By now, Nioh has been a huge critical and commercial success on PlayStation 4. Broken down to its bare essentials, it is Ninja Gaiden crossed with Dark Souls, but it is so much more than that. Death befalls you often, but is a learning experience to improve against your opposition. Nioh‘s excellence is in its design that feels fresh among a room full of impostors. Nioh: Complete Edition is what it says it is, offering a deep and rewarding game that is very difficult and challenging.
The Complete Edition not only sees all the improvements that have come to the PS4 version, but it comes with the three expansions: Dragon of the North, Defiant Honor, and Bloodshed’s End. Dragon of the North opens up the Tohoku region, where Date Masamune, known as the “one-eyed dragon” is gathering spirit stones. Defiant Honor has you fight your way through the Siege of Osaka’s winter campaign. Bloodshed’s End lets you join the summer campaign of the Siege of Osaka which signals the final chapter of William’s tale.
You play as William Adams, a real-life man who became the first Western samurai. The game uses historical figures set in a supernatural world with creatures from Japanese folklore (Yokai). His goal is to kill Edward Kelley, also from the history books. The game actually wants to tell a story here, but falls by the wayside in favor of its action and combat and is easily forgotten. There’s too many other cool and tangential things that take focus away from the story at hand.
Combat in Nioh has familiar elements of locking on to enemies, rolling, blocking, and evading their attacks. Each offensive strike can be done from one of three stances, that can be changed at any given time. The high, medium, and low stances offer different types of attacks, with high being the most damaging, the low being the fastest, and medium offering a balance.
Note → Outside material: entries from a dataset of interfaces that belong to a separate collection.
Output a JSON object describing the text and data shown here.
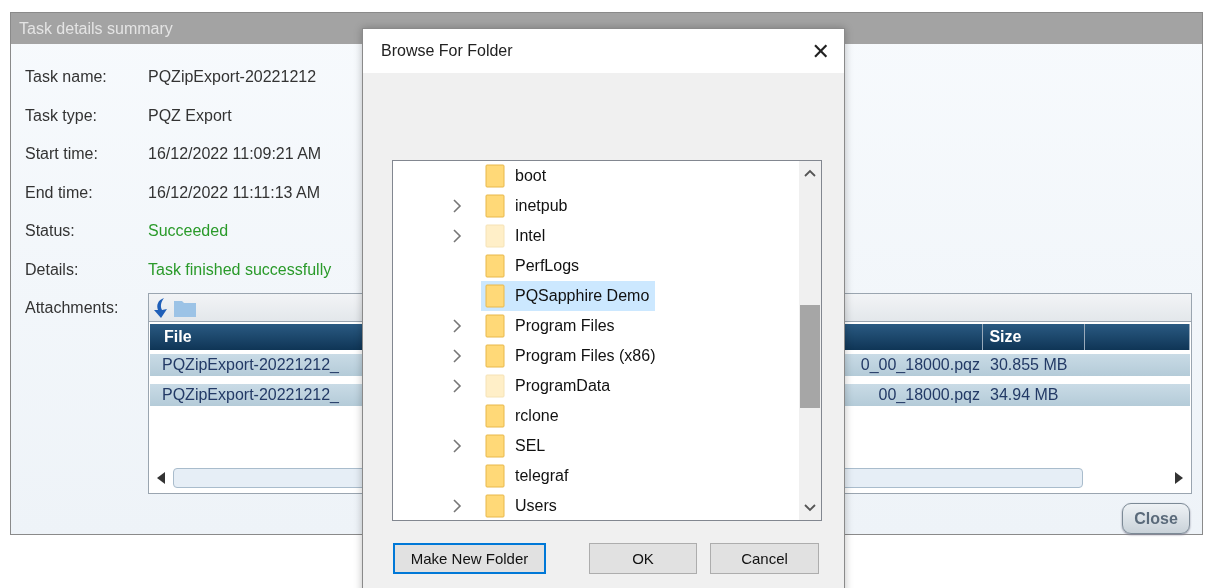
{
  "window": {
    "title": "Task details summary"
  },
  "details": [
    {
      "label": "Task name:",
      "value": "PQZipExport-20221212",
      "kind": "plain"
    },
    {
      "label": "Task type:",
      "value": "PQZ Export",
      "kind": "plain"
    },
    {
      "label": "Start time:",
      "value": "16/12/2022 11:09:21 AM",
      "kind": "plain"
    },
    {
      "label": "End time:",
      "value": "16/12/2022 11:11:13 AM",
      "kind": "plain"
    },
    {
      "label": "Status:",
      "value": "Succeeded",
      "kind": "success"
    },
    {
      "label": "Details:",
      "value": "Task finished successfully",
      "kind": "success"
    }
  ],
  "attachments": {
    "label": "Attachments:",
    "columns": [
      "File",
      "Size"
    ],
    "rows": [
      {
        "file_start": "PQZipExport-20221212_",
        "file_end": "0_00_18000.pqz",
        "size": "30.855 MB",
        "selected": true
      },
      {
        "file_start": "PQZipExport-20221212_",
        "file_end": "00_18000.pqz",
        "size": "34.94 MB",
        "selected": true
      }
    ]
  },
  "close_button": "Close",
  "dialog": {
    "title": "Browse For Folder",
    "close": "✕",
    "tree": [
      {
        "name": "boot",
        "expandable": false,
        "hidden": false,
        "selected": false
      },
      {
        "name": "inetpub",
        "expandable": true,
        "hidden": false,
        "selected": false
      },
      {
        "name": "Intel",
        "expandable": true,
        "hidden": true,
        "selected": false
      },
      {
        "name": "PerfLogs",
        "expandable": false,
        "hidden": false,
        "selected": false
      },
      {
        "name": "PQSapphire Demo",
        "expandable": false,
        "hidden": false,
        "selected": true
      },
      {
        "name": "Program Files",
        "expandable": true,
        "hidden": false,
        "selected": false
      },
      {
        "name": "Program Files (x86)",
        "expandable": true,
        "hidden": false,
        "selected": false
      },
      {
        "name": "ProgramData",
        "expandable": true,
        "hidden": true,
        "selected": false
      },
      {
        "name": "rclone",
        "expandable": false,
        "hidden": false,
        "selected": false
      },
      {
        "name": "SEL",
        "expandable": true,
        "hidden": false,
        "selected": false
      },
      {
        "name": "telegraf",
        "expandable": false,
        "hidden": false,
        "selected": false
      },
      {
        "name": "Users",
        "expandable": true,
        "hidden": false,
        "selected": false
      }
    ],
    "buttons": [
      {
        "label": "Make New Folder",
        "focused": true
      },
      {
        "label": "OK",
        "focused": false
      },
      {
        "label": "Cancel",
        "focused": false
      }
    ]
  }
}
Making an attack uses up Ki, which is the game’s stamina. Run out of it, and you must recover Ki over time by not attacking, running, or rolling.
The weapons that William has at his disposal are varied and diverse. You have your choice of a Katana, Dual Katanas, Spear, Axe, Kusarigama, Obachi, and Tonfa. You can spec for specific weapons via the skill tree, but you can use any weapon at any time and adjust as you need. In conjunction with the stances make for each of the weapons to feel so different from one another that justifies each of their existence.
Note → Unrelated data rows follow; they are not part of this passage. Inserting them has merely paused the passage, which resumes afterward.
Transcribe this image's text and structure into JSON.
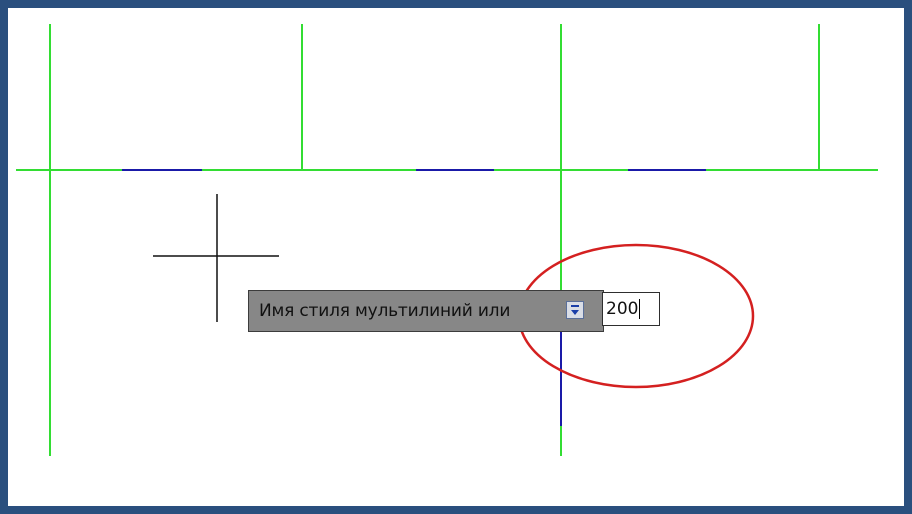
{
  "prompt": {
    "label": "Имя стиля мультилиний или"
  },
  "input": {
    "value": "200"
  },
  "icons": {
    "dropdown": "chevron-down-icon",
    "crosshair": "crosshair-cursor-icon"
  },
  "colors": {
    "frame_border": "#2a4f7e",
    "grid_line": "#33dd33",
    "segment_line": "#1a1aa8",
    "highlight_circle": "#d42020",
    "prompt_background": "#878787",
    "crosshair": "#111111"
  }
}
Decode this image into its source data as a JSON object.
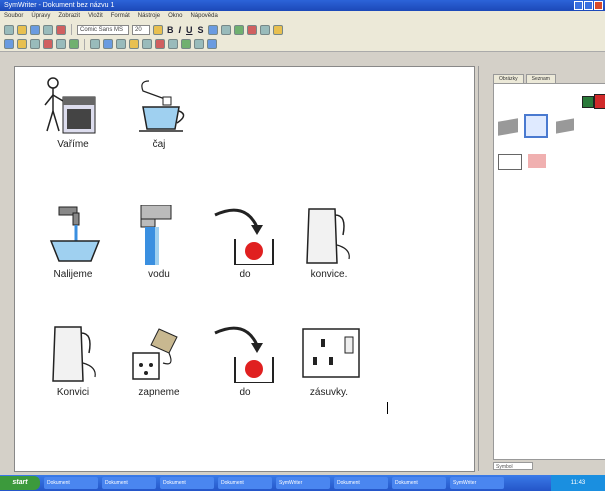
{
  "window": {
    "title": "SymWriter - Dokument bez názvu 1"
  },
  "menu": [
    "Soubor",
    "Úpravy",
    "Zobrazit",
    "Vložit",
    "Formát",
    "Nástroje",
    "Okno",
    "Nápověda"
  ],
  "toolbar": {
    "font_name": "Comic Sans MS",
    "font_size": "20",
    "bold": "B",
    "italic": "I",
    "underline": "U",
    "strike": "S"
  },
  "document": {
    "rows": [
      [
        "Vaříme",
        "čaj"
      ],
      [
        "Nalijeme",
        "vodu",
        "do",
        "konvice."
      ],
      [
        "Konvici",
        "zapneme",
        "do",
        "zásuvky."
      ]
    ]
  },
  "sidepanel": {
    "tabs": [
      "Obrázky",
      "Seznam"
    ],
    "status": "Symbol"
  },
  "taskbar": {
    "start": "start",
    "tasks": [
      "Dokument",
      "Dokument",
      "Dokument",
      "Dokument",
      "SymWriter",
      "Dokument",
      "Dokument",
      "SymWriter"
    ],
    "clock": "11:43"
  }
}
There’s a skill tree that you can get new moves and improved abilities. You also have magic known as Ninjutsu and Onmyo. Onmyo are elemental based magic attacks, which you can apply to weapons for different types of damage that can be used against specific enemies. Ninjutsu are traditional ninja gadgets that can be used in quick succession or as poisons. I favored the Ninjutsu as it gave more meaningful buffs, but the elemental damage that can be applied to weapons works really well.
There are three Guardian Spirits: Kato which is a Wolf that boosts strength. Isonade is a Shark that boosts spirit, and Daiba-Washi which is a Hawk that boosts skills. The guardian spirit can be called upon once you’ve killed enough enemies. This is the equivalent of a super and is very effective for boss battles, it is good for mobs of normal enemies, but feels wasted.
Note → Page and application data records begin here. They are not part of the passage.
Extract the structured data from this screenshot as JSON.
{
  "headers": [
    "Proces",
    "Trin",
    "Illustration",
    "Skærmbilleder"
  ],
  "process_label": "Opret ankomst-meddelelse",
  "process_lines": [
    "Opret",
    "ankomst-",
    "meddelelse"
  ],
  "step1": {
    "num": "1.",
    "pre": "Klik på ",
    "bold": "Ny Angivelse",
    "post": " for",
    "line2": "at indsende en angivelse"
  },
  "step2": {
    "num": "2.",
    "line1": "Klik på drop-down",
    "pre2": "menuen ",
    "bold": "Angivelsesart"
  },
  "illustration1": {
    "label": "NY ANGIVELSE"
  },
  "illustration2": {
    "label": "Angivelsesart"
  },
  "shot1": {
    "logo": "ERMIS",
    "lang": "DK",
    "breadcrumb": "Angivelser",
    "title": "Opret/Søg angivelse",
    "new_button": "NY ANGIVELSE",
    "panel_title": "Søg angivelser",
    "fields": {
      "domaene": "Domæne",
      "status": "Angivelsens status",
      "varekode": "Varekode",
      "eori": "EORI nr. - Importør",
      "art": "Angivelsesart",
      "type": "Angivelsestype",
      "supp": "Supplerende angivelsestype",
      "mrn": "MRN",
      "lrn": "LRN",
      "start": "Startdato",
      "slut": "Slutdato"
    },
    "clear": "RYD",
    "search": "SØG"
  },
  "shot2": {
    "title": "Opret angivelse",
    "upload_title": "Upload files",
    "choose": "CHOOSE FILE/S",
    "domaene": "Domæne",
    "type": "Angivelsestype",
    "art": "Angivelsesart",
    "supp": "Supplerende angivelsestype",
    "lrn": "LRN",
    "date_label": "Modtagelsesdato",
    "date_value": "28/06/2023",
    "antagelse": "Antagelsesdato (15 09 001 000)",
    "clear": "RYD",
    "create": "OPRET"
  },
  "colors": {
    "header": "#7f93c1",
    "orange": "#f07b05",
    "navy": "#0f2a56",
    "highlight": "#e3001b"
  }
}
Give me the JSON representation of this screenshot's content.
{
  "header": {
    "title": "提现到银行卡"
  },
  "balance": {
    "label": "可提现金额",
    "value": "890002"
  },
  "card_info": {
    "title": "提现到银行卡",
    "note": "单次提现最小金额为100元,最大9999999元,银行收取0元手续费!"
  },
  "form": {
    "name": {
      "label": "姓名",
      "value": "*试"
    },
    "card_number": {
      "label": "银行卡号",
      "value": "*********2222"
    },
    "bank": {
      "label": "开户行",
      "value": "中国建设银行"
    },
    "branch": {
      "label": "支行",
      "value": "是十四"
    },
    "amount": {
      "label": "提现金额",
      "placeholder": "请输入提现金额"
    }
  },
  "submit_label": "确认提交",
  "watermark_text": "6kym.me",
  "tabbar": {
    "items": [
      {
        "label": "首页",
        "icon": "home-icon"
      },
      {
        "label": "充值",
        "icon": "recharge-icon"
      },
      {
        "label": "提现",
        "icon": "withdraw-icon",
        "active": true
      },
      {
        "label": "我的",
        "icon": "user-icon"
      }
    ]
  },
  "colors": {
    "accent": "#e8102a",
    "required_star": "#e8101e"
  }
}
The port of Nioh allows you to play in a multitude of resolutions, such as 1080p, 1440p, and 4K. It only allows for 30 or 60fps, though, there’s no such thing as an uncapped framerate for whatever reason. In some ways, it mirrors the options of the PS4 Pro version where you could choose performance or quality. It is a little more refined, with more options than the console, but it runs and plays great in motion. I feel like it should look better than it does, but its ultra-smooth gameplay is not what you will experience on PlayStation 4 at any point. The PC version is the definitive version to play.
My PC Specs:
– Microsoft Windows 10 Pro
– Intel Core i7 6700k @ 4.2Ghz (Turbo)
– NZXT Kraken X61 106.1 CFM Liquid CPU Cooler
– G.Skill Ripjaws V Series 32GB (2 x 16GB) DDR4-3200 Memory
– EVGA GeForce GTX 1080 FTW 8GB GDDR5X
Nioh: Complete Edition is worth every penny and hour of time you put into it, which will be over 100 hours of playtime. No matter how often you die, or what you do, you’re making progress. That second boss is still way too hard, but everything that comes before and after it is so good. This is the most refreshing take on the Dark Souls style of game, and is well executed. The use of historical figures and supernatural abilities create for a unique atmosphere.
A pre-release Steam code was provided by the publisher for review purposes